* _Instructions for the task_
Copy each line from the entries that the word "Definições" appears in.

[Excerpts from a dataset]
==============================

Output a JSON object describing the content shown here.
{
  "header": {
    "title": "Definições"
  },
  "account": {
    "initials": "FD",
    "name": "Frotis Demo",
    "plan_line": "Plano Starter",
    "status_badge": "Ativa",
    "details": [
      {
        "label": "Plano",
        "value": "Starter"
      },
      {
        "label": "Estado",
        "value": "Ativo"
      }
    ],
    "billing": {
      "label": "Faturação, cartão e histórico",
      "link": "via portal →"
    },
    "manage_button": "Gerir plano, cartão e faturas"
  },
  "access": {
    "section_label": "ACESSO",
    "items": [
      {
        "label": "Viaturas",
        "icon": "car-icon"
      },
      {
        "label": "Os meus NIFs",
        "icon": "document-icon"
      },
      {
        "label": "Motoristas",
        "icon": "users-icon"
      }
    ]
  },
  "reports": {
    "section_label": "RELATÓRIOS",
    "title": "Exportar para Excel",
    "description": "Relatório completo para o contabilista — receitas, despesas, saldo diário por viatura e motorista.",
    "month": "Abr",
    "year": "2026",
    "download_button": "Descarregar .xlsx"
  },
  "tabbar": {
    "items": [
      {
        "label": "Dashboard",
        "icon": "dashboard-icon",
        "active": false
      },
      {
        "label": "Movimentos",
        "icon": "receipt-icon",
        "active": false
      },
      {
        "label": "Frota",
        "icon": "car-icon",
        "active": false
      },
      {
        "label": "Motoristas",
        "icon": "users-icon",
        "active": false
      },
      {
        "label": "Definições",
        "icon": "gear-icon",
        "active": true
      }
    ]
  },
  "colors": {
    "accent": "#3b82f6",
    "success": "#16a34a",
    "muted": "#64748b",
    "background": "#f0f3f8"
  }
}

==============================

* _Expected answer_
    "title": "Definições"
        "label": "Definições",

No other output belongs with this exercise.